Composition and Chemistry
Observed and modeled seasonal variation of 13C, 18O, and 14C of atmospheric CO at Happo, a remote site in Japan, and a comparison with other records
Article first published online: 21 SEP 2012
Copyright 2000 by the American Geophysical Union.
Journal of Geophysical Research: Atmospheres (1984–2012)
Volume 105, Issue D7, pages 8891–8900, 16 April 2000
How to Cite
2000), Observed and modeled seasonal variation of 13C, 18O, and 14C of atmospheric CO at Happo, a remote site in Japan, and a comparison with other records, J. Geophys. Res., 105(D7), 8891–8900, doi:10.1029/1999JD901144., , , , , and (
- Issue published online: 21 SEP 2012
- Article first published online: 21 SEP 2012
- Manuscript Accepted: 22 NOV 1999
- Manuscript Received: 9 JUN 1999
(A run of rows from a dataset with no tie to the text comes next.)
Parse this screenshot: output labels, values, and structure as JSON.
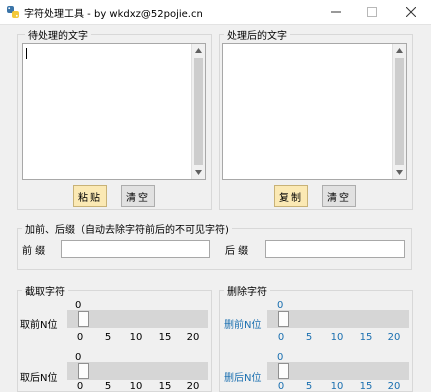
{
  "window": {
    "title": "字符处理工具 - by wkdxz@52pojie.cn"
  },
  "source_panel": {
    "label": "待处理的文字",
    "text": "",
    "paste_label": "粘贴",
    "clear_label": "清空"
  },
  "result_panel": {
    "label": "处理后的文字",
    "text": "",
    "copy_label": "复制",
    "clear_label": "清空"
  },
  "affix_panel": {
    "label": "加前、后缀（自动去除字符前后的不可见字符)",
    "prefix_label": "前 缀",
    "prefix_value": "",
    "suffix_label": "后 缀",
    "suffix_value": ""
  },
  "extract_panel": {
    "label": "截取字符",
    "front": {
      "label": "取前N位",
      "value": "0",
      "ticks": [
        "0",
        "5",
        "10",
        "15",
        "20"
      ]
    },
    "back": {
      "label": "取后N位",
      "value": "0",
      "ticks": [
        "0",
        "5",
        "10",
        "15",
        "20"
      ]
    }
  },
  "delete_panel": {
    "label": "删除字符",
    "front": {
      "label": "删前N位",
      "value": "0",
      "ticks": [
        "0",
        "5",
        "10",
        "15",
        "20"
      ]
    },
    "back": {
      "label": "删后N位",
      "value": "0",
      "ticks": [
        "0",
        "5",
        "10",
        "15",
        "20"
      ]
    }
  },
  "colors": {
    "accent_blue": "#1a6fb0",
    "primary_button": "#fbe9b4",
    "window_bg": "#f0f0f0"
  }
}
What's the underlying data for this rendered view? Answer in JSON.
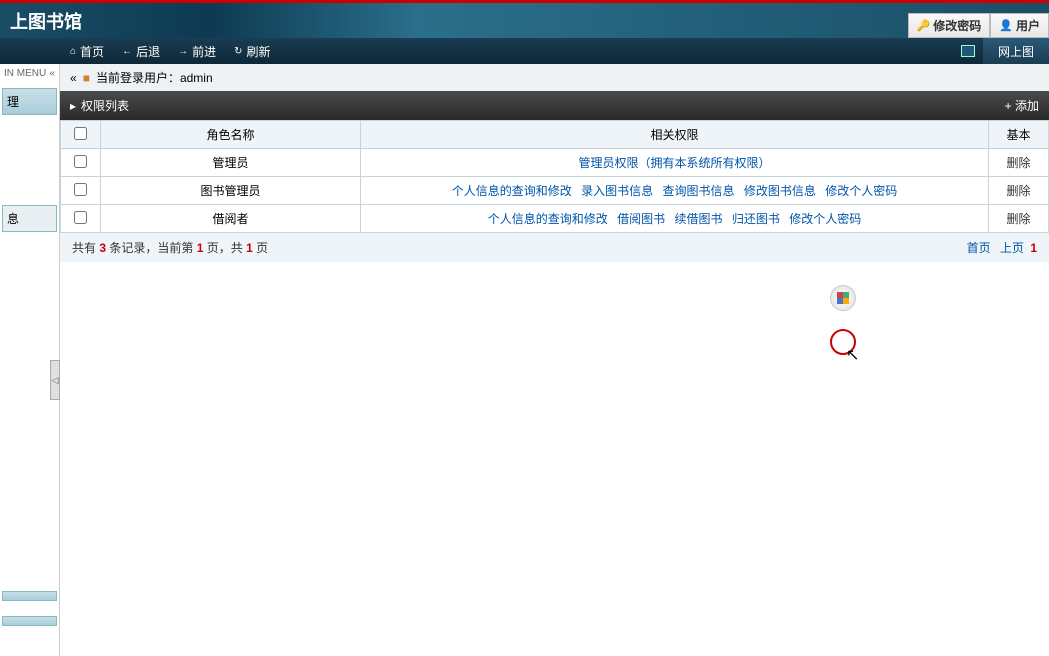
{
  "header": {
    "title": "上图书馆",
    "change_password": "修改密码",
    "user_btn": "用户"
  },
  "nav": {
    "home": "首页",
    "back": "后退",
    "forward": "前进",
    "refresh": "刷新",
    "right_tab": "网上图"
  },
  "sidebar": {
    "menu_label": "IN MENU",
    "item1": "理",
    "item2": "息"
  },
  "user_bar": {
    "text": "当前登录用户：admin"
  },
  "panel": {
    "title": "权限列表",
    "add": "+ 添加"
  },
  "table": {
    "headers": {
      "checkbox": "",
      "role_name": "角色名称",
      "permissions": "相关权限",
      "actions": "基本"
    },
    "rows": [
      {
        "role": "管理员",
        "perms": [
          {
            "text": "管理员权限（拥有本系统所有权限）"
          }
        ],
        "action": "删除"
      },
      {
        "role": "图书管理员",
        "perms": [
          {
            "text": "个人信息的查询和修改"
          },
          {
            "text": "录入图书信息"
          },
          {
            "text": "查询图书信息"
          },
          {
            "text": "修改图书信息"
          },
          {
            "text": "修改个人密码"
          }
        ],
        "action": "删除"
      },
      {
        "role": "借阅者",
        "perms": [
          {
            "text": "个人信息的查询和修改"
          },
          {
            "text": "借阅图书"
          },
          {
            "text": "续借图书"
          },
          {
            "text": "归还图书"
          },
          {
            "text": "修改个人密码"
          }
        ],
        "action": "删除"
      }
    ]
  },
  "pagination": {
    "total_records": "3",
    "current_page": "1",
    "total_pages": "1",
    "prefix": "共有",
    "mid1": "条记录，当前第",
    "mid2": "页，共",
    "suffix": "页",
    "first": "首页",
    "prev": "上页",
    "pagenum": "1"
  }
}
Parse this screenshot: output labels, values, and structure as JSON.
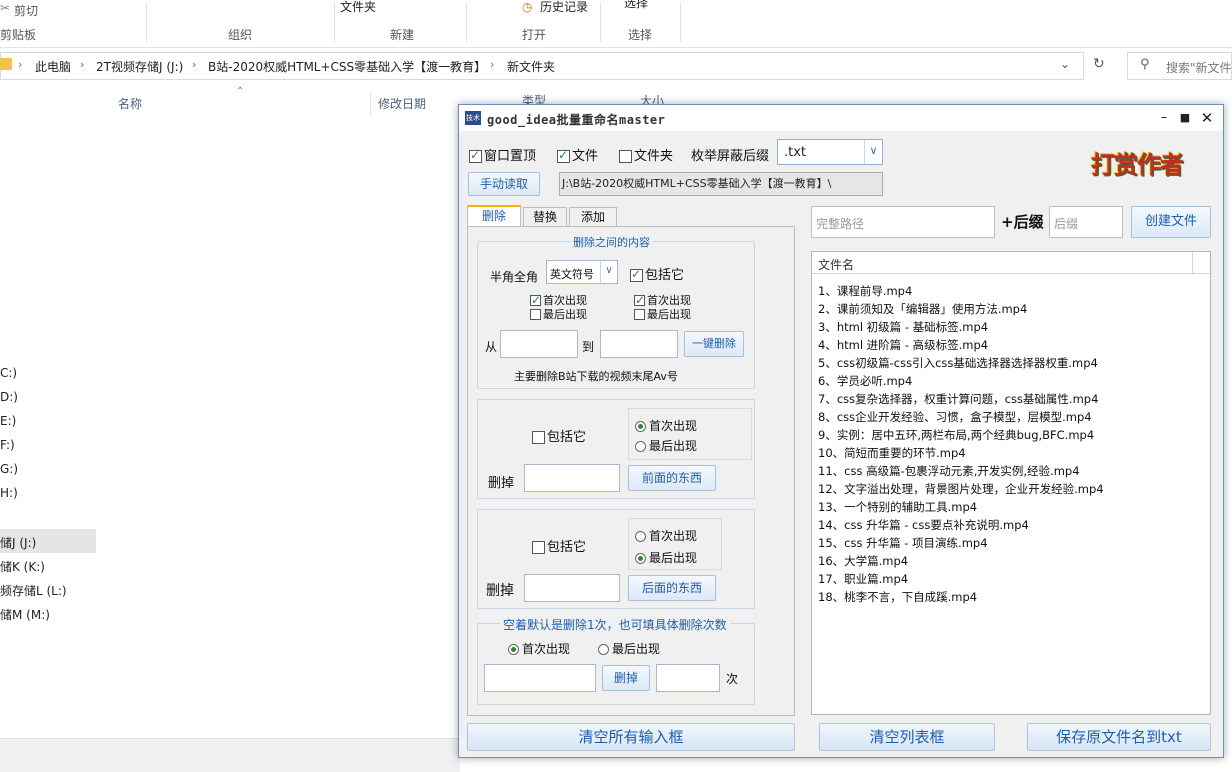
{
  "ribbon": {
    "cut": "剪切",
    "folder": "文件夹",
    "history": "历史记录",
    "select_all": "选择",
    "groups": [
      "剪贴板",
      "组织",
      "新建",
      "打开",
      "选择"
    ]
  },
  "address": {
    "crumbs": [
      "此电脑",
      "2T视频存储J (J:)",
      "B站-2020权威HTML+CSS零基础入学【渡一教育】",
      "新文件夹"
    ],
    "search_placeholder": "搜索\"新文件"
  },
  "columns": {
    "name": "名称",
    "modified": "修改日期",
    "type": "类型",
    "size": "大小"
  },
  "drives": [
    "C:)",
    "D:)",
    "E:)",
    "F:)",
    "G:)",
    "H:)",
    "储J (J:)",
    "储K (K:)",
    "频存储L (L:)",
    "储M (M:)"
  ],
  "window": {
    "title": "good_idea批量重命名master",
    "icon_text": "技术",
    "pin_label": "窗口置顶",
    "file_label": "文件",
    "folder_label": "文件夹",
    "suffix_label": "枚举屏蔽后缀",
    "suffix_value": ".txt",
    "manual_read": "手动读取",
    "path_value": "J:\\B站-2020权威HTML+CSS零基础入学【渡一教育】\\",
    "reward_label": "打赏作者",
    "full_path_placeholder": "完整路径",
    "plus_suffix": "+后缀",
    "suffix_placeholder": "后缀",
    "create_file": "创建文件",
    "tabs": [
      "删除",
      "替换",
      "添加"
    ],
    "g1": {
      "title": "删除之间的内容",
      "half_full": "半角全角",
      "symbol_option": "英文符号",
      "include_it": "包括它",
      "first1": "首次出现",
      "last1": "最后出现",
      "first2": "首次出现",
      "last2": "最后出现",
      "from": "从",
      "to": "到",
      "one_click": "一键删除",
      "note": "主要删除B站下载的视频末尾Av号"
    },
    "g2": {
      "include_it": "包括它",
      "first": "首次出现",
      "last": "最后出现",
      "delete": "删掉",
      "button": "前面的东西"
    },
    "g3": {
      "include_it": "包括它",
      "first": "首次出现",
      "last": "最后出现",
      "delete": "删掉",
      "button": "后面的东西"
    },
    "g4": {
      "title": "空着默认是删除1次，也可填具体删除次数",
      "first": "首次出现",
      "last": "最后出现",
      "button": "删掉",
      "times": "次"
    },
    "list_header": "文件名",
    "files": [
      "1、课程前导.mp4",
      "2、课前须知及「编辑器」使用方法.mp4",
      "3、html 初级篇 - 基础标签.mp4",
      "4、html 进阶篇 - 高级标签.mp4",
      "5、css初级篇-css引入css基础选择器选择器权重.mp4",
      "6、学员必听.mp4",
      "7、css复杂选择器，权重计算问题，css基础属性.mp4",
      "8、css企业开发经验、习惯，盒子模型，层模型.mp4",
      "9、实例：居中五环,两栏布局,两个经典bug,BFC.mp4",
      "10、简短而重要的环节.mp4",
      "11、css 高级篇-包裹浮动元素,开发实例,经验.mp4",
      "12、文字溢出处理，背景图片处理，企业开发经验.mp4",
      "13、一个特别的辅助工具.mp4",
      "14、css 升华篇 - css要点补充说明.mp4",
      "15、css 升华篇 - 项目演练.mp4",
      "16、大学篇.mp4",
      "17、职业篇.mp4",
      "18、桃李不言，下自成蹊.mp4"
    ],
    "clear_inputs": "清空所有输入框",
    "clear_list": "清空列表框",
    "save_txt": "保存原文件名到txt"
  }
}
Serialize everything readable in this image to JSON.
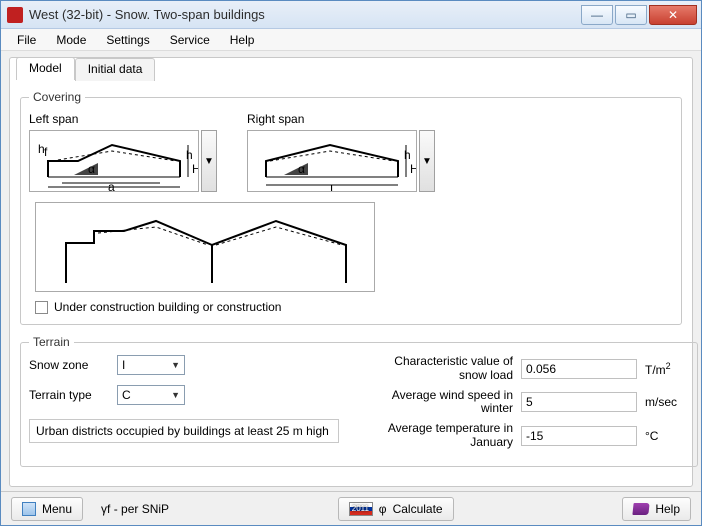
{
  "window": {
    "title": "West (32-bit) - Snow. Two-span buildings"
  },
  "menu": {
    "file": "File",
    "mode": "Mode",
    "settings": "Settings",
    "service": "Service",
    "help": "Help"
  },
  "tabs": {
    "model": "Model",
    "initial": "Initial data"
  },
  "covering": {
    "legend": "Covering",
    "left_label": "Left span",
    "right_label": "Right span"
  },
  "under_construction": {
    "label": "Under construction building or construction",
    "checked": false
  },
  "terrain": {
    "legend": "Terrain",
    "snow_zone_label": "Snow zone",
    "snow_zone_value": "I",
    "terrain_type_label": "Terrain type",
    "terrain_type_value": "C",
    "description": "Urban districts occupied by buildings at least 25 m high",
    "char_label": "Characteristic value of snow load",
    "char_value": "0.056",
    "char_unit_html": "T/m²",
    "wind_label": "Average wind speed in winter",
    "wind_value": "5",
    "wind_unit": "m/sec",
    "temp_label": "Average temperature in January",
    "temp_value": "-15",
    "temp_unit": "°C"
  },
  "status": {
    "menu": "Menu",
    "snip": "γf  - per SNiP",
    "calculate": "Calculate",
    "help": "Help"
  }
}
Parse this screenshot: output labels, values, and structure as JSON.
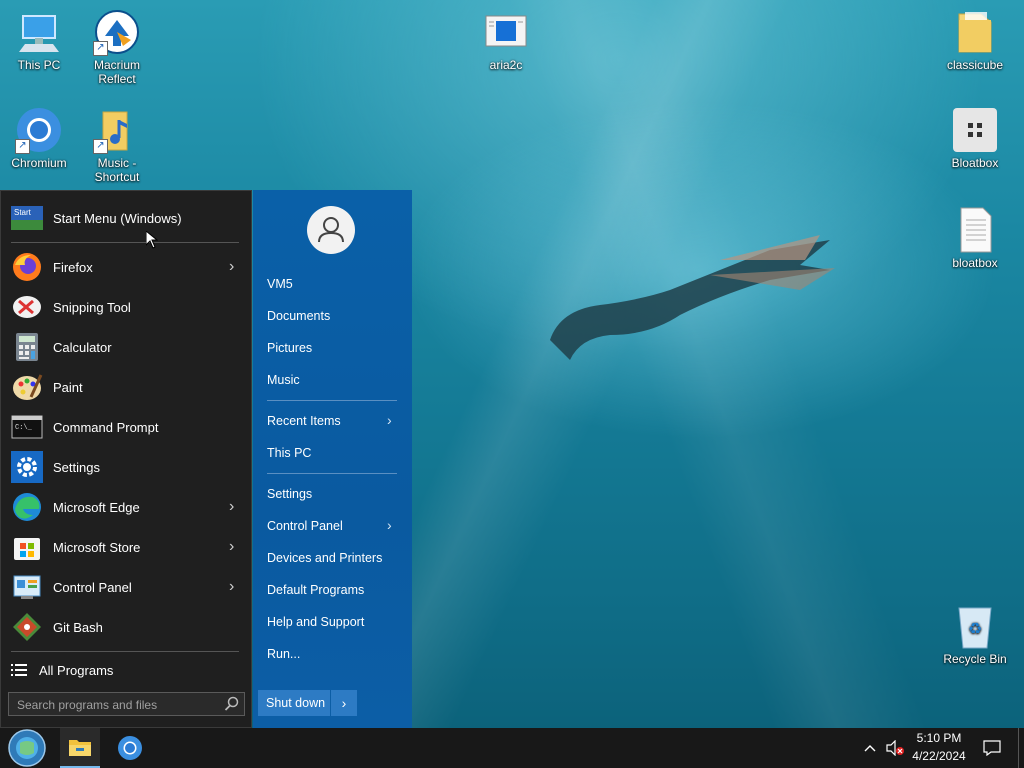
{
  "desktop_icons": [
    {
      "name": "this-pc",
      "label": "This PC"
    },
    {
      "name": "macrium-reflect",
      "label": "Macrium Reflect"
    },
    {
      "name": "aria2c",
      "label": "aria2c"
    },
    {
      "name": "classicube",
      "label": "classicube"
    },
    {
      "name": "chromium",
      "label": "Chromium"
    },
    {
      "name": "music-shortcut",
      "label": "Music - Shortcut"
    },
    {
      "name": "bloatbox-app",
      "label": "Bloatbox"
    },
    {
      "name": "bloatbox-file",
      "label": "bloatbox"
    },
    {
      "name": "recycle-bin",
      "label": "Recycle Bin"
    }
  ],
  "start_menu": {
    "header": {
      "label": "Start Menu (Windows)",
      "icon": "start-menu-logo-icon"
    },
    "programs": [
      {
        "label": "Firefox",
        "icon": "firefox-icon",
        "has_submenu": true
      },
      {
        "label": "Snipping Tool",
        "icon": "snipping-tool-icon",
        "has_submenu": false
      },
      {
        "label": "Calculator",
        "icon": "calculator-icon",
        "has_submenu": false
      },
      {
        "label": "Paint",
        "icon": "paint-icon",
        "has_submenu": false
      },
      {
        "label": "Command Prompt",
        "icon": "command-prompt-icon",
        "has_submenu": false
      },
      {
        "label": "Settings",
        "icon": "settings-gear-icon",
        "has_submenu": false
      },
      {
        "label": "Microsoft Edge",
        "icon": "edge-icon",
        "has_submenu": true
      },
      {
        "label": "Microsoft Store",
        "icon": "store-icon",
        "has_submenu": true
      },
      {
        "label": "Control Panel",
        "icon": "control-panel-icon",
        "has_submenu": true
      },
      {
        "label": "Git Bash",
        "icon": "git-bash-icon",
        "has_submenu": false
      }
    ],
    "all_programs": "All Programs",
    "search": {
      "placeholder": "Search programs and files",
      "value": ""
    },
    "right_pane": {
      "user": "VM5",
      "items": [
        {
          "label": "Documents"
        },
        {
          "label": "Pictures"
        },
        {
          "label": "Music"
        },
        {
          "label": "Recent Items",
          "has_submenu": true
        },
        {
          "label": "This PC"
        },
        {
          "label": "Settings"
        },
        {
          "label": "Control Panel",
          "has_submenu": true
        },
        {
          "label": "Devices and Printers"
        },
        {
          "label": "Default Programs"
        },
        {
          "label": "Help and Support"
        },
        {
          "label": "Run..."
        }
      ],
      "shutdown_label": "Shut down"
    }
  },
  "taskbar": {
    "pinned": [
      "start-orb",
      "file-explorer",
      "chromium"
    ],
    "clock_time": "5:10 PM",
    "clock_date": "4/22/2024"
  },
  "colors": {
    "menu_left_bg": "#1f1f1f",
    "menu_right_bg": "#0a5aa0",
    "taskbar_bg": "#181818",
    "accent": "#2d7bc4"
  }
}
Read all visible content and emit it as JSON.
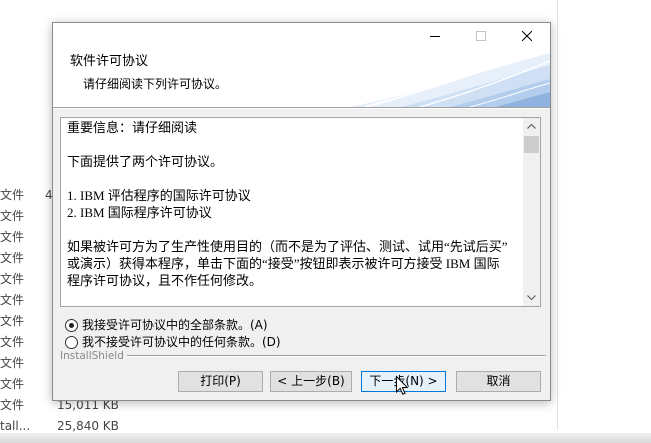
{
  "colors": {
    "accent": "#0078d7",
    "button_focus_bg": "#e5f1fb",
    "dialog_body": "#f0f0f0"
  },
  "icons": {
    "minimize": "minimize-icon",
    "maximize": "maximize-icon",
    "close": "close-icon",
    "scroll_up": "chevron-up-icon",
    "scroll_down": "chevron-down-icon",
    "cursor": "mouse-cursor-icon"
  },
  "background": {
    "file_rows": [
      {
        "type": "文件",
        "size": "4"
      },
      {
        "type": "文件"
      },
      {
        "type": "文件"
      },
      {
        "type": "文件"
      },
      {
        "type": "文件"
      },
      {
        "type": "文件"
      },
      {
        "type": "文件"
      },
      {
        "type": "文件"
      },
      {
        "type": "文件"
      },
      {
        "type": "文件"
      },
      {
        "type": "文件",
        "size": "15,011 KB"
      },
      {
        "type": "tall...",
        "size": "25,840 KB"
      }
    ]
  },
  "dialog": {
    "header": {
      "title": "软件许可协议",
      "subtitle": "请仔细阅读下列许可协议。"
    },
    "license": {
      "heading": "重要信息：请仔细阅读",
      "intro": "下面提供了两个许可协议。",
      "agreements": [
        "1. IBM 评估程序的国际许可协议",
        "2. IBM 国际程序许可协议"
      ],
      "paragraph_lines": [
        "如果被许可方为了生产性使用目的（而不是为了评估、测试、试用“先试后买”",
        "或演示）获得本程序，单击下面的“接受”按钮即表示被许可方接受 IBM 国际",
        "程序许可协议，且不作任何修改。"
      ]
    },
    "options": [
      {
        "label": "我接受许可协议中的全部条款。(A)",
        "selected": true
      },
      {
        "label": "我不接受许可协议中的任何条款。(D)",
        "selected": false
      }
    ],
    "brand": "InstallShield",
    "buttons": {
      "print": {
        "label": "打印(P)",
        "focused": false
      },
      "back": {
        "label": "< 上一步(B)",
        "focused": false
      },
      "next": {
        "label": "下一步(N) >",
        "focused": true
      },
      "cancel": {
        "label": "取消",
        "focused": false
      }
    }
  }
}
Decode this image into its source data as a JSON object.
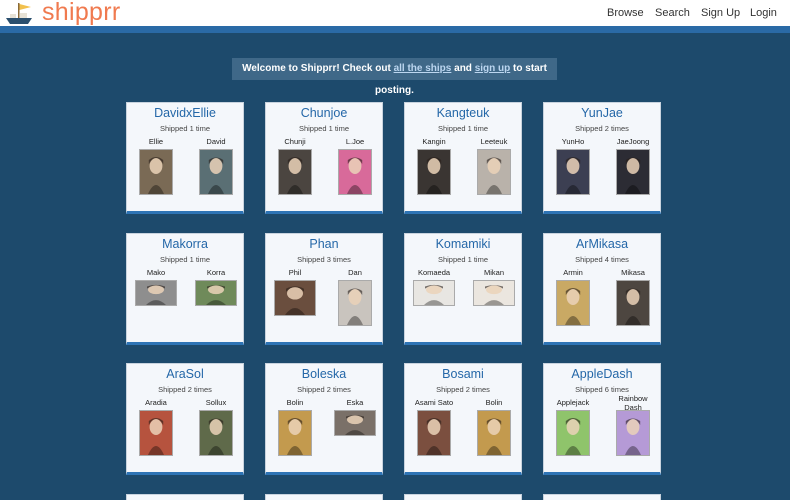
{
  "header": {
    "logo_text": "shipprr",
    "nav": [
      {
        "label": "Browse"
      },
      {
        "label": "Search"
      },
      {
        "label": "Sign Up"
      },
      {
        "label": "Login"
      }
    ]
  },
  "welcome": {
    "prefix": "Welcome to Shipprr! Check out ",
    "link1": "all the ships",
    "middle": " and ",
    "link2": "sign up",
    "suffix": " to start posting."
  },
  "ships": [
    {
      "name": "DavidxEllie",
      "count": "Shipped 1 time",
      "chars": [
        {
          "name": "Ellie",
          "tone": "#7a6a55"
        },
        {
          "name": "David",
          "tone": "#5a6f74"
        }
      ]
    },
    {
      "name": "Chunjoe",
      "count": "Shipped 1 time",
      "chars": [
        {
          "name": "Chunji",
          "tone": "#4b4540"
        },
        {
          "name": "L.Joe",
          "tone": "#d86a9a"
        }
      ]
    },
    {
      "name": "Kangteuk",
      "count": "Shipped 1 time",
      "chars": [
        {
          "name": "Kangin",
          "tone": "#3a3532"
        },
        {
          "name": "Leeteuk",
          "tone": "#b9b2aa"
        }
      ]
    },
    {
      "name": "YunJae",
      "count": "Shipped 2 times",
      "chars": [
        {
          "name": "YunHo",
          "tone": "#3c3f52"
        },
        {
          "name": "JaeJoong",
          "tone": "#2c2c34"
        }
      ]
    },
    {
      "name": "Makorra",
      "count": "Shipped 1 time",
      "chars": [
        {
          "name": "Mako",
          "tone": "#8e8e8e"
        },
        {
          "name": "Korra",
          "tone": "#6f8a5a"
        }
      ]
    },
    {
      "name": "Phan",
      "count": "Shipped 3 times",
      "chars": [
        {
          "name": "Phil",
          "tone": "#6a4e3e"
        },
        {
          "name": "Dan",
          "tone": "#c9c4be"
        }
      ]
    },
    {
      "name": "Komamiki",
      "count": "Shipped 1 time",
      "chars": [
        {
          "name": "Komaeda",
          "tone": "#e8e6e2"
        },
        {
          "name": "Mikan",
          "tone": "#ebe6df"
        }
      ]
    },
    {
      "name": "ArMikasa",
      "count": "Shipped 4 times",
      "chars": [
        {
          "name": "Armin",
          "tone": "#c9a964"
        },
        {
          "name": "Mikasa",
          "tone": "#4d4640"
        }
      ]
    },
    {
      "name": "AraSol",
      "count": "Shipped 2 times",
      "chars": [
        {
          "name": "Aradia",
          "tone": "#b6533e"
        },
        {
          "name": "Sollux",
          "tone": "#5f6a4a"
        }
      ]
    },
    {
      "name": "Boleska",
      "count": "Shipped 2 times",
      "chars": [
        {
          "name": "Bolin",
          "tone": "#c39a4e"
        },
        {
          "name": "Eska",
          "tone": "#7a7068"
        }
      ]
    },
    {
      "name": "Bosami",
      "count": "Shipped 2 times",
      "chars": [
        {
          "name": "Asami Sato",
          "tone": "#7b4f3f"
        },
        {
          "name": "Bolin",
          "tone": "#c39a4e"
        }
      ]
    },
    {
      "name": "AppleDash",
      "count": "Shipped 6 times",
      "chars": [
        {
          "name": "Applejack",
          "tone": "#8fc46b"
        },
        {
          "name": "Rainbow Dash",
          "tone": "#b59ad6"
        }
      ]
    }
  ],
  "colors": {
    "background": "#1d4a6c",
    "brand": "#f07a4f",
    "card_title": "#2467a8",
    "card_accent": "#2e74b5"
  }
}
Measurements of the 13C/12C and 18O/16O ratios and 14C of atmospheric CO were carried out for 2 years (1997 and 1998) at Happo (36°41′N, 137°48′E, 1840 m above sea level) in Japan. This is the first measurement of time series for isotopic compositions of CO at a remote site in Asia. The seasonal cycle of the 18O/16O ratio shows a maximum of 10‰ (Vienna SMOW) in February and a minimum of 2‰ in July. This minimum value is heavier than the values reported for high latitude in the Northern Hemisphere, and this indicates that CO from fossil fuel combustion, which has a large 18O/16O ratio, affects midlatitude in the Northern Hemisphere considerably. On the contrary, the 13C/12C ratio shows a clear seasonal variation with little scatter; maximum −24.5‰ (Vienna Peedee belemnite) in April and minimum −28.5‰ in July-August. The seasonal variation at Happo has different values and phases compared to those in the Southern Hemisphere and in the northern high latitude. 14CO concentration at Happo is similar to that at high latitude in the Northern Hemisphere. A simple box model calculation is presented for these seasonal variations, and the model reproduces the observed seasonal cycles of CO concentration, 18O/16O ratio, and 14CO concentration within the limitations of the simplified model, but not 13C/12C ratio. To reproduce the spring maximum of CO concentration, an enhanced CO production from biomass burning or other CO sources in spring are inferred in east Asia.